* [What the task asks]
How many lines in the records below contain the string "Places"? Answer with the number alone.

___

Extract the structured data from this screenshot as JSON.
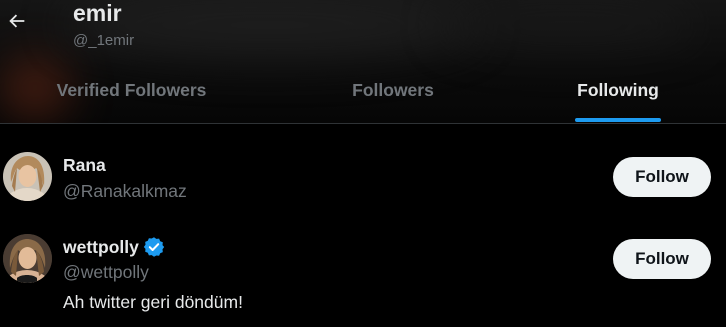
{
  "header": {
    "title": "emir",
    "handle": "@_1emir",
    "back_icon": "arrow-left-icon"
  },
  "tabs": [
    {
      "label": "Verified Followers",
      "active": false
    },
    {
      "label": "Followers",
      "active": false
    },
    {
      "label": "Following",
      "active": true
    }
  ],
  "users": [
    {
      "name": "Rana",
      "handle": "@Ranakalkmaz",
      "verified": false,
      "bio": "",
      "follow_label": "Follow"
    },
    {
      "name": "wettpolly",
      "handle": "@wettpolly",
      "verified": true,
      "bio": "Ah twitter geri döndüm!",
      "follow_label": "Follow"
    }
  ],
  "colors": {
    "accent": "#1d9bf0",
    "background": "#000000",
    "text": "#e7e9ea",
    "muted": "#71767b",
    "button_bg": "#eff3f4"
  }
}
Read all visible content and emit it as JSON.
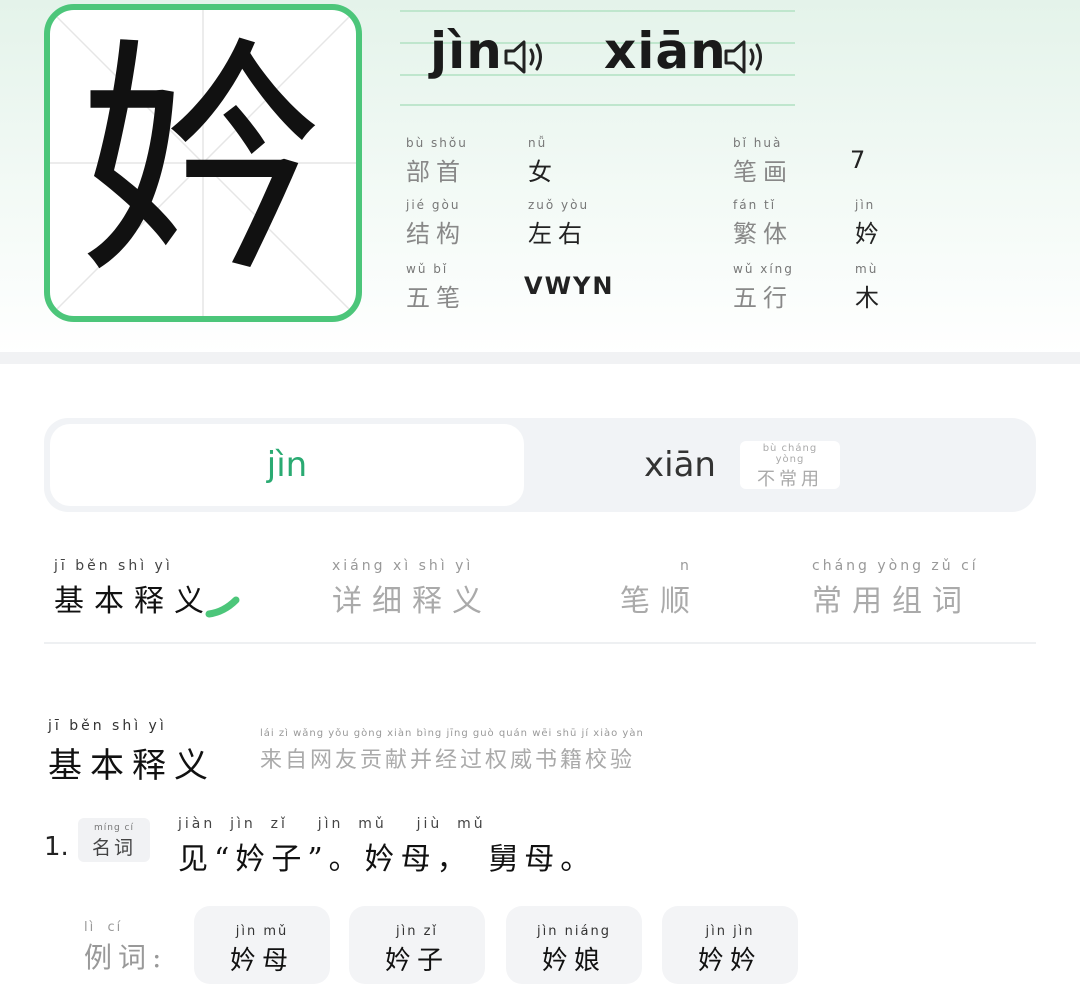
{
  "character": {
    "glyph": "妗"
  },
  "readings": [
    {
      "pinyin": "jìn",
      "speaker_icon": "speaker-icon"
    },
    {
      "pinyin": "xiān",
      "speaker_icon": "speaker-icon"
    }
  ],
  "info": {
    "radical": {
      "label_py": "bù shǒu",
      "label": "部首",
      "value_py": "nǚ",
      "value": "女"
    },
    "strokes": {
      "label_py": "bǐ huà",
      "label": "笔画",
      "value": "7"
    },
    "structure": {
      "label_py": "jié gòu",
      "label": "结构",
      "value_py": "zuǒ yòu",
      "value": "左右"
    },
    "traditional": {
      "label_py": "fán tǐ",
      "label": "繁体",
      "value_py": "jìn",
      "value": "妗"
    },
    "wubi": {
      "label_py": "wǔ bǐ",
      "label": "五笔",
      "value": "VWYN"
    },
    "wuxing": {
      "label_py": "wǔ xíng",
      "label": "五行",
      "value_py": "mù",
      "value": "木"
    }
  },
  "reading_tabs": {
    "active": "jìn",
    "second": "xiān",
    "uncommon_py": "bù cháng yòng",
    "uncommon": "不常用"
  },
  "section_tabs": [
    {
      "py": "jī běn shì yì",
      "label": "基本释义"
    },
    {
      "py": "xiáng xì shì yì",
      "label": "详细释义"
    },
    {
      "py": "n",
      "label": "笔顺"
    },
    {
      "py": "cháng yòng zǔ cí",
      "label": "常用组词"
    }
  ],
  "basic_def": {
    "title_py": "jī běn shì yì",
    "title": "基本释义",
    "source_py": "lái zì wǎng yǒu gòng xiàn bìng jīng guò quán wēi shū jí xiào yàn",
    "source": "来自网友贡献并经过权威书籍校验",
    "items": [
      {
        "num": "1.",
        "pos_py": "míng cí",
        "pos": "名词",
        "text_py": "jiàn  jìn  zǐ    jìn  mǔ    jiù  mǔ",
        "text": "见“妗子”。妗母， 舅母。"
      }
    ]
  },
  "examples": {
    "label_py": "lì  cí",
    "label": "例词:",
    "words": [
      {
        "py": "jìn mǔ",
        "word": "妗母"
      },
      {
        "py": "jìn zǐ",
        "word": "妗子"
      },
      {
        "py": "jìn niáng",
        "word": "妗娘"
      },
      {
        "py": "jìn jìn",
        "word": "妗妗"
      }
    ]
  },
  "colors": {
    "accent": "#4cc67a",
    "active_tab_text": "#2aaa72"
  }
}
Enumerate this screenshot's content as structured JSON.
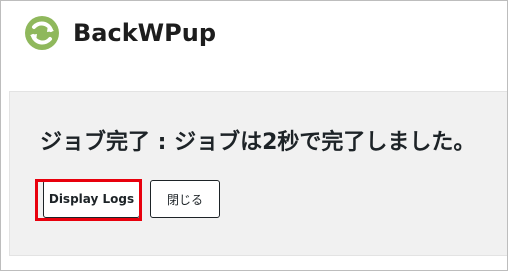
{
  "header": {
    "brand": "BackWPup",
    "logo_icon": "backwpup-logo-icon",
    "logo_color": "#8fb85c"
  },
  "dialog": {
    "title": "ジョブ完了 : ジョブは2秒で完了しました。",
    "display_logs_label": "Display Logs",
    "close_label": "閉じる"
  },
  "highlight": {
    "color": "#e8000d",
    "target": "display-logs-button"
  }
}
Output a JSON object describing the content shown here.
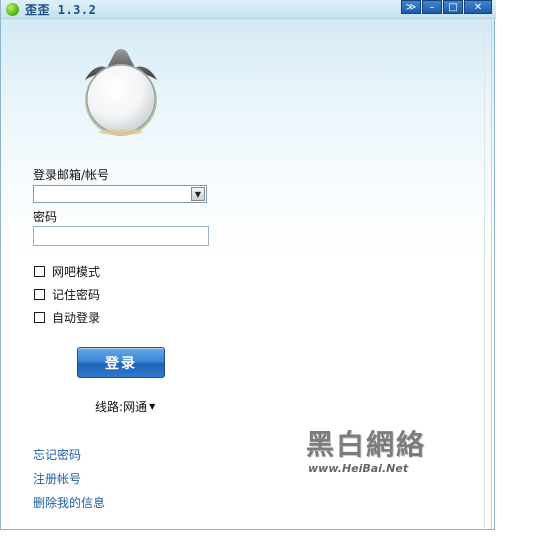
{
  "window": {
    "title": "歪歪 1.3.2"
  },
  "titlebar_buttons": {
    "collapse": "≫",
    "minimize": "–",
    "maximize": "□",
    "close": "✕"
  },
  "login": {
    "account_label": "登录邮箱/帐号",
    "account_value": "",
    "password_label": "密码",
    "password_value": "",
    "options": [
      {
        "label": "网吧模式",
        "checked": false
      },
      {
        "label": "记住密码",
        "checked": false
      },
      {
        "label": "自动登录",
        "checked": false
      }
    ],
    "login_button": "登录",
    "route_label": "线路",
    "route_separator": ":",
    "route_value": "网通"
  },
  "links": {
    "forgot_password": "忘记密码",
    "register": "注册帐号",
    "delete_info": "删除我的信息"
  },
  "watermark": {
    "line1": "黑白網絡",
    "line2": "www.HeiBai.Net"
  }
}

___

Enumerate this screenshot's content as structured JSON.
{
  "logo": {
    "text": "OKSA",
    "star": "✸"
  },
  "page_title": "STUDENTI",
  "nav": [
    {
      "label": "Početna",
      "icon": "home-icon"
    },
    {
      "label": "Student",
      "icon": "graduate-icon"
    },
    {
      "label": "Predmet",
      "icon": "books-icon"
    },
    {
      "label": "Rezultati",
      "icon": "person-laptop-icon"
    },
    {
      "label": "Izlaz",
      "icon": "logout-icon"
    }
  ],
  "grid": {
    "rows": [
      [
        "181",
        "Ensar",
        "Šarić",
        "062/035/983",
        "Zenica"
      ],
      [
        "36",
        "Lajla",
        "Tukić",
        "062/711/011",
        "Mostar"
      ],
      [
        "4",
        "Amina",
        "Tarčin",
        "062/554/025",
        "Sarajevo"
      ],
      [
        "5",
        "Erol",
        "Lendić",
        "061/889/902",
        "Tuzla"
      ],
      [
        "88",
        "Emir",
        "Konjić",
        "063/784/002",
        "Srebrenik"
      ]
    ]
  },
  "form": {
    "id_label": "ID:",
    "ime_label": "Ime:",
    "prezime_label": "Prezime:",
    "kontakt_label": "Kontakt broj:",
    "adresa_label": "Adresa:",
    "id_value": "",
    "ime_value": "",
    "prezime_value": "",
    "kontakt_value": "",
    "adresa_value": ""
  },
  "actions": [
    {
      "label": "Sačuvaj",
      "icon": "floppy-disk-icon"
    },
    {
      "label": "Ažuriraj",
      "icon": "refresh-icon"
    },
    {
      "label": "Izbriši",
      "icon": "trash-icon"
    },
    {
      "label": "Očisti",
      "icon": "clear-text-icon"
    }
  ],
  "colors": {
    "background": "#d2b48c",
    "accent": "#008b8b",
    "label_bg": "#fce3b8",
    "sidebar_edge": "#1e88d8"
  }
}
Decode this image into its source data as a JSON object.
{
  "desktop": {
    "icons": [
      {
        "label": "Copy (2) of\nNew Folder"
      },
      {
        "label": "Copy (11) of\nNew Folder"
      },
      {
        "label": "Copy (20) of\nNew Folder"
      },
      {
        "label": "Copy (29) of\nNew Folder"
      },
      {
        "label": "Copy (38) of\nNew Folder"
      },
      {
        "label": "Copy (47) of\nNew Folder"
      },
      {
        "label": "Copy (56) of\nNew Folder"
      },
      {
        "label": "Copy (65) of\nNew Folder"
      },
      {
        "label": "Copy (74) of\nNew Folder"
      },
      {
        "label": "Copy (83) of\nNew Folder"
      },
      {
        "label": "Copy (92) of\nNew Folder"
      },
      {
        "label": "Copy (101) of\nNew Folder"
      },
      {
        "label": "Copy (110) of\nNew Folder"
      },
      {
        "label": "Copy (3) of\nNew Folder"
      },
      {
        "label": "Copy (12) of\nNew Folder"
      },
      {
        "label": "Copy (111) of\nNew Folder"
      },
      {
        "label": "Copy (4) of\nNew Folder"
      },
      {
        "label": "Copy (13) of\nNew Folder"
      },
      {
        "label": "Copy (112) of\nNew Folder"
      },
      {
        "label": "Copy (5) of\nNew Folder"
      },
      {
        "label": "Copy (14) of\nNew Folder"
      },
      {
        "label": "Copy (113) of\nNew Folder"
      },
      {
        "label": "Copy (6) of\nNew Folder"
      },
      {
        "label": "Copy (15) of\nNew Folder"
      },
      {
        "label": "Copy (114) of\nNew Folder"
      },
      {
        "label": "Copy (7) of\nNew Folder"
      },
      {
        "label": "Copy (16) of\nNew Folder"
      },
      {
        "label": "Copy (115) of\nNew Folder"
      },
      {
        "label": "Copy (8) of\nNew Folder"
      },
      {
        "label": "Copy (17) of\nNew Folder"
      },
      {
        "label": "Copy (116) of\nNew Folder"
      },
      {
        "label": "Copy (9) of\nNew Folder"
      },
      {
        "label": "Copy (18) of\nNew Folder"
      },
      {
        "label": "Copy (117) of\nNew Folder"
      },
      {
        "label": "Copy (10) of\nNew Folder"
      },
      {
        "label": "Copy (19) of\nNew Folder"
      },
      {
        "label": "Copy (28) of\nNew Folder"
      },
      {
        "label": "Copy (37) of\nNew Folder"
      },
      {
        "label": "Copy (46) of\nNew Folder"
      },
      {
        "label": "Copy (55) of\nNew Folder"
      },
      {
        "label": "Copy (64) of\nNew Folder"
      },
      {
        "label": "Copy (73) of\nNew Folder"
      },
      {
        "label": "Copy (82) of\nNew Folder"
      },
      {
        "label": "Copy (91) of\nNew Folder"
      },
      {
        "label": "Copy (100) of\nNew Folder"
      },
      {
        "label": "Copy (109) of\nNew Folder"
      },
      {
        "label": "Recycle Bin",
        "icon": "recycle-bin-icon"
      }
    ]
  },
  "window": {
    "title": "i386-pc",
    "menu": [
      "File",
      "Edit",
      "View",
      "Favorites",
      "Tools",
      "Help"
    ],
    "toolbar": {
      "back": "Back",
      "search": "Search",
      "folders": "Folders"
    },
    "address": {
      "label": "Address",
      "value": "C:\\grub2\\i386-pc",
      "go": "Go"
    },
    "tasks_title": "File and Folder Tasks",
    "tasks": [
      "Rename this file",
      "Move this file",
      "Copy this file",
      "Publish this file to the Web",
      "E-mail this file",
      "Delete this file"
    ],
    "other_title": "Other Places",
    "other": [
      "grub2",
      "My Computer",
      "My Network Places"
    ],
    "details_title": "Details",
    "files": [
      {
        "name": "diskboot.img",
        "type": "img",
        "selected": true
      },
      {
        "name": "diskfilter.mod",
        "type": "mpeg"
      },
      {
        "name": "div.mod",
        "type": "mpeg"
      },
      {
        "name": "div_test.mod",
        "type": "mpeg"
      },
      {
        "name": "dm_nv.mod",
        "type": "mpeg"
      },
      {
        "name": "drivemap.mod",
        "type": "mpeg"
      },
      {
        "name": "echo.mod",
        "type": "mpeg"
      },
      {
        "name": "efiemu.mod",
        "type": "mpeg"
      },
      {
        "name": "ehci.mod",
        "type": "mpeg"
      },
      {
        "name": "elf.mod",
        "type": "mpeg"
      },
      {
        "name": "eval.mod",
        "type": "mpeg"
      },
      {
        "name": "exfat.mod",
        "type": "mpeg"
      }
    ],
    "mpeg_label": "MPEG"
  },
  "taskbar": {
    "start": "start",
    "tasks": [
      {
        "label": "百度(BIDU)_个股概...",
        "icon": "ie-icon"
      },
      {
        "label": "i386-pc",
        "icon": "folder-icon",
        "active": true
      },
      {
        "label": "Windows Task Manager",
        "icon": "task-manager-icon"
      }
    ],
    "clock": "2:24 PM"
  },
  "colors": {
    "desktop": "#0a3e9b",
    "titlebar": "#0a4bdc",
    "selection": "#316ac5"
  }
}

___

* [Your solution]
2